Website and app data records:
+++

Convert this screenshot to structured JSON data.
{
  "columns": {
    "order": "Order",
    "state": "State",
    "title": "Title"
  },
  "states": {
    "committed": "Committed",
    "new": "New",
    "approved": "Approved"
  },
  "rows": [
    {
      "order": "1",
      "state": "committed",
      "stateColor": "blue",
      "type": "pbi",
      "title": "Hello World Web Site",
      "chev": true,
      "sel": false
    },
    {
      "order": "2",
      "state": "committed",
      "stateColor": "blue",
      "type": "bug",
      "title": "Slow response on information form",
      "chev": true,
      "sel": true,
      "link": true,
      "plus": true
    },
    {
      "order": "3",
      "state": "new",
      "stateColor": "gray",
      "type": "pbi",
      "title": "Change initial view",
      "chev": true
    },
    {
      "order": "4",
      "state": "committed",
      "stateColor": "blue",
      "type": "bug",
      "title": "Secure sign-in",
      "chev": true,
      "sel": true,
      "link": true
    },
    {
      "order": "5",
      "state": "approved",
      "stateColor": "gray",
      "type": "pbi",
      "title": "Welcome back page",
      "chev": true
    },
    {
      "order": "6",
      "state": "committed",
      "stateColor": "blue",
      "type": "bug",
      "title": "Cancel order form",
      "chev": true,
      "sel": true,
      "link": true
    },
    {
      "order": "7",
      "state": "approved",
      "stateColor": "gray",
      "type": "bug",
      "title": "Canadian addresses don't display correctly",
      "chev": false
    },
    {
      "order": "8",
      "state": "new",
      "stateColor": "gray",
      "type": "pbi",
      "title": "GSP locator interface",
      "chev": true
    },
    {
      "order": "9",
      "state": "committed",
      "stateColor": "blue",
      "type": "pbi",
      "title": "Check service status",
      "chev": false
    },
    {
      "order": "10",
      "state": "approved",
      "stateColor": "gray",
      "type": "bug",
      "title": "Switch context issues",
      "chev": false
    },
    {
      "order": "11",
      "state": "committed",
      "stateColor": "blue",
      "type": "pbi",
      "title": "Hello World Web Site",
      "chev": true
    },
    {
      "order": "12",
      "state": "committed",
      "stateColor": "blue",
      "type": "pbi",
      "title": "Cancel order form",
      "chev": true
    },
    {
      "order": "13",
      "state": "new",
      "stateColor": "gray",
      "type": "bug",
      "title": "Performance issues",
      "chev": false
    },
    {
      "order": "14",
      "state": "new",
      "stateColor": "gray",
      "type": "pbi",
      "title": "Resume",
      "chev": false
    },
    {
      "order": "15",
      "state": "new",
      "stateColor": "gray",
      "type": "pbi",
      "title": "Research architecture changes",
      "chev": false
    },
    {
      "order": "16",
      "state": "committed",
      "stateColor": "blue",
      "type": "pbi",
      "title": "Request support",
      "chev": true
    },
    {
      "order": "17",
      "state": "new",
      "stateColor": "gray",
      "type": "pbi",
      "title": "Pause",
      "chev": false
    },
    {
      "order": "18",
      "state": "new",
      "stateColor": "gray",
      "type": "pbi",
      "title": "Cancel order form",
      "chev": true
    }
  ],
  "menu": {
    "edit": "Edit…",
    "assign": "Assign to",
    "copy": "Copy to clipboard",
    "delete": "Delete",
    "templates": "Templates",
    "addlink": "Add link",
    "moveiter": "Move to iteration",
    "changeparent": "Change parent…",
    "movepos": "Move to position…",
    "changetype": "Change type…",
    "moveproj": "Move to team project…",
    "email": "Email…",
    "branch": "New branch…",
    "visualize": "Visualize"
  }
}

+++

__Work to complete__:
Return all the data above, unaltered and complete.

__Your response__:
Convert this screenshot to structured JSON data.
{
  "columns": {
    "order": "Order",
    "state": "State",
    "title": "Title"
  },
  "states": {
    "committed": "Committed",
    "new": "New",
    "approved": "Approved"
  },
  "rows": [
    {
      "order": "1",
      "state": "committed",
      "stateColor": "blue",
      "type": "pbi",
      "title": "Hello World Web Site",
      "chev": true,
      "sel": false
    },
    {
      "order": "2",
      "state": "committed",
      "stateColor": "blue",
      "type": "bug",
      "title": "Slow response on information form",
      "chev": true,
      "sel": true,
      "link": true,
      "plus": true
    },
    {
      "order": "3",
      "state": "new",
      "stateColor": "gray",
      "type": "pbi",
      "title": "Change initial view",
      "chev": true
    },
    {
      "order": "4",
      "state": "committed",
      "stateColor": "blue",
      "type": "bug",
      "title": "Secure sign-in",
      "chev": true,
      "sel": true,
      "link": true
    },
    {
      "order": "5",
      "state": "approved",
      "stateColor": "gray",
      "type": "pbi",
      "title": "Welcome back page",
      "chev": true
    },
    {
      "order": "6",
      "state": "committed",
      "stateColor": "blue",
      "type": "bug",
      "title": "Cancel order form",
      "chev": true,
      "sel": true,
      "link": true
    },
    {
      "order": "7",
      "state": "approved",
      "stateColor": "gray",
      "type": "bug",
      "title": "Canadian addresses don't display correctly",
      "chev": false
    },
    {
      "order": "8",
      "state": "new",
      "stateColor": "gray",
      "type": "pbi",
      "title": "GSP locator interface",
      "chev": true
    },
    {
      "order": "9",
      "state": "committed",
      "stateColor": "blue",
      "type": "pbi",
      "title": "Check service status",
      "chev": false
    },
    {
      "order": "10",
      "state": "approved",
      "stateColor": "gray",
      "type": "bug",
      "title": "Switch context issues",
      "chev": false
    },
    {
      "order": "11",
      "state": "committed",
      "stateColor": "blue",
      "type": "pbi",
      "title": "Hello World Web Site",
      "chev": true
    },
    {
      "order": "12",
      "state": "committed",
      "stateColor": "blue",
      "type": "pbi",
      "title": "Cancel order form",
      "chev": true
    },
    {
      "order": "13",
      "state": "new",
      "stateColor": "gray",
      "type": "bug",
      "title": "Performance issues",
      "chev": false
    },
    {
      "order": "14",
      "state": "new",
      "stateColor": "gray",
      "type": "pbi",
      "title": "Resume",
      "chev": false
    },
    {
      "order": "15",
      "state": "new",
      "stateColor": "gray",
      "type": "pbi",
      "title": "Research architecture changes",
      "chev": false
    },
    {
      "order": "16",
      "state": "committed",
      "stateColor": "blue",
      "type": "pbi",
      "title": "Request support",
      "chev": true
    },
    {
      "order": "17",
      "state": "new",
      "stateColor": "gray",
      "type": "pbi",
      "title": "Pause",
      "chev": false
    },
    {
      "order": "18",
      "state": "new",
      "stateColor": "gray",
      "type": "pbi",
      "title": "Cancel order form",
      "chev": true
    }
  ],
  "menu": {
    "edit": "Edit…",
    "assign": "Assign to",
    "copy": "Copy to clipboard",
    "delete": "Delete",
    "templates": "Templates",
    "addlink": "Add link",
    "moveiter": "Move to iteration",
    "changeparent": "Change parent…",
    "movepos": "Move to position…",
    "changetype": "Change type…",
    "moveproj": "Move to team project…",
    "email": "Email…",
    "branch": "New branch…",
    "visualize": "Visualize"
  }
}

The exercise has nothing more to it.